AAOS Now

Published 2/1/2010

What’s your diagnosis?

Last month, Stephen A. Albanese, MD, submitted three images and challenged AAOS Now readers to identify the condition. Dr. Albanese provided the following patient information:

“The radiograph and magnetic resonance images are of a 10-year-old boy who was seen in the office. The patient said he had been experiencing pain in his left hip since a minor trauma that occurred 12 days before the appointment. The pain completely resolved within a week after the images were taken, and the patient remains asymptomatic.”

John M. Purvis, MD, of Pediatric Orthopaedic Specialists of Mississippi, was first to respond. “Off the top of my head, osteopoikilisos, right?” Right you are, Dr. Purvis!

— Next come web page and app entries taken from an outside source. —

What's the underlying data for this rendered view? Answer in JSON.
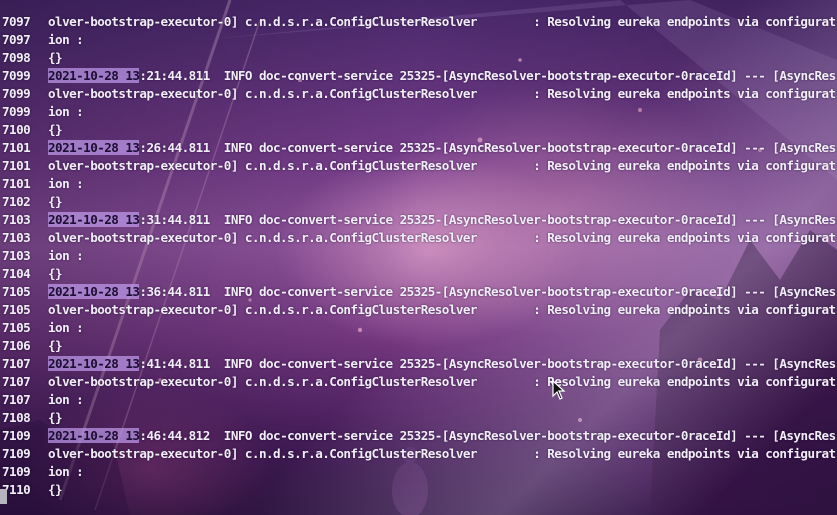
{
  "terminal": {
    "highlight_color": "#c39ff0",
    "text_color": "#f2eef8",
    "lines": [
      {
        "n": "7097",
        "hl": "",
        "text": "olver-bootstrap-executor-0] c.n.d.s.r.a.ConfigClusterResolver        : Resolving eureka endpoints via configurat"
      },
      {
        "n": "7097",
        "hl": "",
        "text": "ion :"
      },
      {
        "n": "7098",
        "hl": "",
        "text": "{}"
      },
      {
        "n": "7099",
        "hl": "2021-10-28 13",
        "text": ":21:44.811  INFO doc-convert-service 25325-[AsyncResolver-bootstrap-executor-0raceId] --- [AsyncRes"
      },
      {
        "n": "7099",
        "hl": "",
        "text": "olver-bootstrap-executor-0] c.n.d.s.r.a.ConfigClusterResolver        : Resolving eureka endpoints via configurat"
      },
      {
        "n": "7099",
        "hl": "",
        "text": "ion :"
      },
      {
        "n": "7100",
        "hl": "",
        "text": "{}"
      },
      {
        "n": "7101",
        "hl": "2021-10-28 13",
        "text": ":26:44.811  INFO doc-convert-service 25325-[AsyncResolver-bootstrap-executor-0raceId] --- [AsyncRes"
      },
      {
        "n": "7101",
        "hl": "",
        "text": "olver-bootstrap-executor-0] c.n.d.s.r.a.ConfigClusterResolver        : Resolving eureka endpoints via configurat"
      },
      {
        "n": "7101",
        "hl": "",
        "text": "ion :"
      },
      {
        "n": "7102",
        "hl": "",
        "text": "{}"
      },
      {
        "n": "7103",
        "hl": "2021-10-28 13",
        "text": ":31:44.811  INFO doc-convert-service 25325-[AsyncResolver-bootstrap-executor-0raceId] --- [AsyncRes"
      },
      {
        "n": "7103",
        "hl": "",
        "text": "olver-bootstrap-executor-0] c.n.d.s.r.a.ConfigClusterResolver        : Resolving eureka endpoints via configurat"
      },
      {
        "n": "7103",
        "hl": "",
        "text": "ion :"
      },
      {
        "n": "7104",
        "hl": "",
        "text": "{}"
      },
      {
        "n": "7105",
        "hl": "2021-10-28 13",
        "text": ":36:44.811  INFO doc-convert-service 25325-[AsyncResolver-bootstrap-executor-0raceId] --- [AsyncRes"
      },
      {
        "n": "7105",
        "hl": "",
        "text": "olver-bootstrap-executor-0] c.n.d.s.r.a.ConfigClusterResolver        : Resolving eureka endpoints via configurat"
      },
      {
        "n": "7105",
        "hl": "",
        "text": "ion :"
      },
      {
        "n": "7106",
        "hl": "",
        "text": "{}"
      },
      {
        "n": "7107",
        "hl": "2021-10-28 13",
        "text": ":41:44.811  INFO doc-convert-service 25325-[AsyncResolver-bootstrap-executor-0raceId] --- [AsyncRes"
      },
      {
        "n": "7107",
        "hl": "",
        "text": "olver-bootstrap-executor-0] c.n.d.s.r.a.ConfigClusterResolver        : Resolving eureka endpoints via configurat"
      },
      {
        "n": "7107",
        "hl": "",
        "text": "ion :"
      },
      {
        "n": "7108",
        "hl": "",
        "text": "{}"
      },
      {
        "n": "7109",
        "hl": "2021-10-28 13",
        "text": ":46:44.812  INFO doc-convert-service 25325-[AsyncResolver-bootstrap-executor-0raceId] --- [AsyncRes"
      },
      {
        "n": "7109",
        "hl": "",
        "text": "olver-bootstrap-executor-0] c.n.d.s.r.a.ConfigClusterResolver        : Resolving eureka endpoints via configurat"
      },
      {
        "n": "7109",
        "hl": "",
        "text": "ion :"
      },
      {
        "n": "7110",
        "hl": "",
        "text": "{}"
      }
    ]
  }
}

Radiograph (A) and magnetic resonance images (B and C) of a 10-year-old boy complaining of pain in the left hip. The pain was triggered by a minor trauma that occurred 12 days prior to the taking of the images; it had resolved completely within a week after the images were taken.

Christopher S. Vara, MD, a candidate member in Ft. Worth, Texas, provided his thinking on the diagnosis. “Small, homogeneous, symmetric, round, radiodense regions…pelvis, epiphysis, metaphysic…young age…unrelated, incidental traumatic event—osteopoikilisos.”

Third to respond was Douglas J. McDonald, MD, of Washington University School of Medicine. He, too, correctly identified the condition as osteopoikilisos.

Watch next month’s AAOS Now for another challenge.